■ WHAT YOU ARE ASKED TO DO
Print every record exactly as it appears. Leave the pictures out.

** Opening DATA FOR THIS EXERCISE block **

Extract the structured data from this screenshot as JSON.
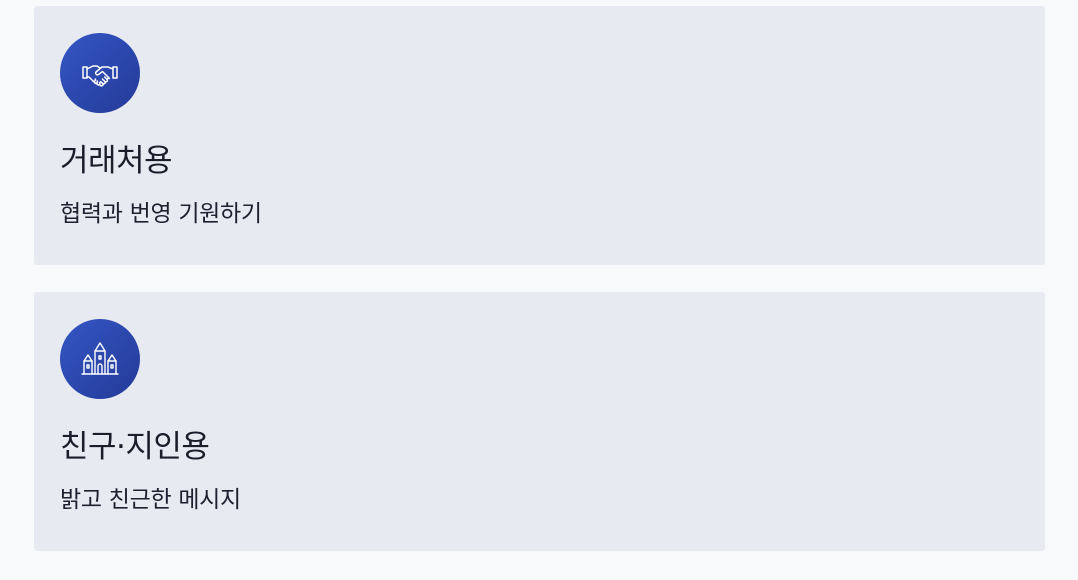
{
  "cards": [
    {
      "icon": "handshake-icon",
      "title": "거래처용",
      "subtitle": "협력과 번영 기원하기"
    },
    {
      "icon": "castle-icon",
      "title": "친구·지인용",
      "subtitle": "밝고 친근한 메시지"
    }
  ],
  "colors": {
    "card_background": "#e8eaf2",
    "icon_gradient_start": "#3456c4",
    "icon_gradient_end": "#243a98",
    "text": "#1b1d2b"
  }
}
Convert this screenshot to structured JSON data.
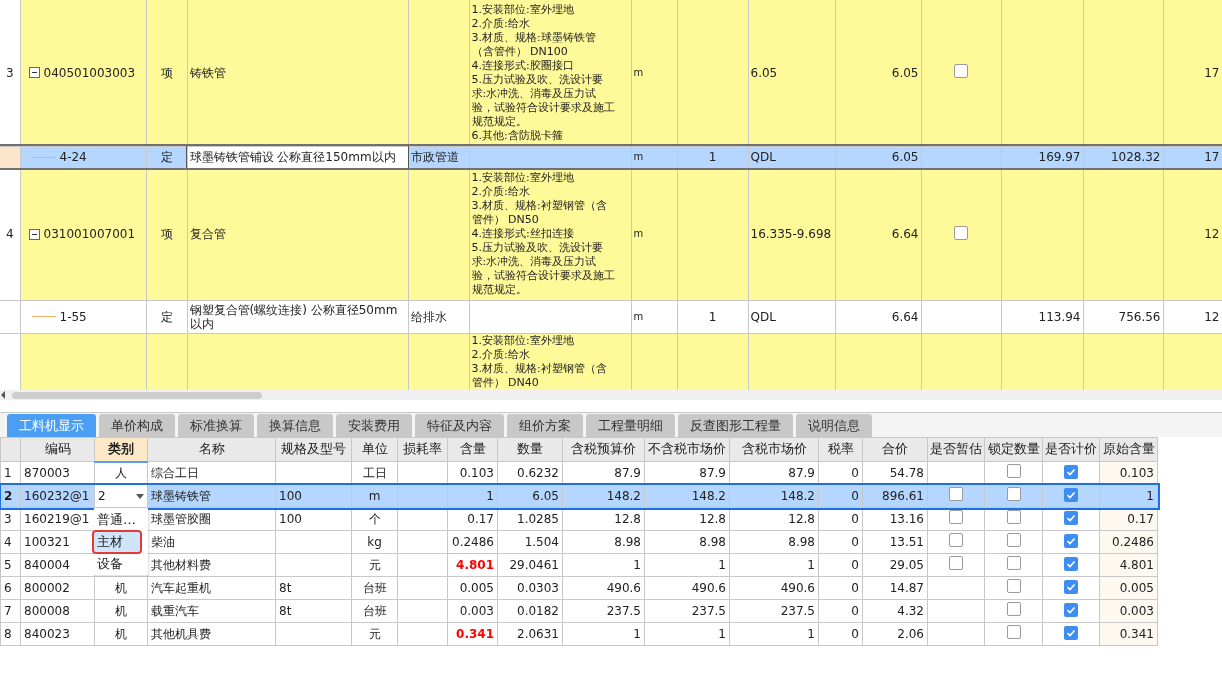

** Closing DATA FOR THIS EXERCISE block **

■ SOLUTION TO THE EXERCISE
Extract the structured data from this screenshot as JSON.
{
  "cards": [
    {
      "icon": "handshake-icon",
      "title": "거래처용",
      "subtitle": "협력과 번영 기원하기"
    },
    {
      "icon": "castle-icon",
      "title": "친구·지인용",
      "subtitle": "밝고 친근한 메시지"
    }
  ],
  "colors": {
    "card_background": "#e8eaf2",
    "icon_gradient_start": "#3456c4",
    "icon_gradient_end": "#243a98",
    "text": "#1b1d2b"
  }
}
Convert this screenshot to structured JSON data.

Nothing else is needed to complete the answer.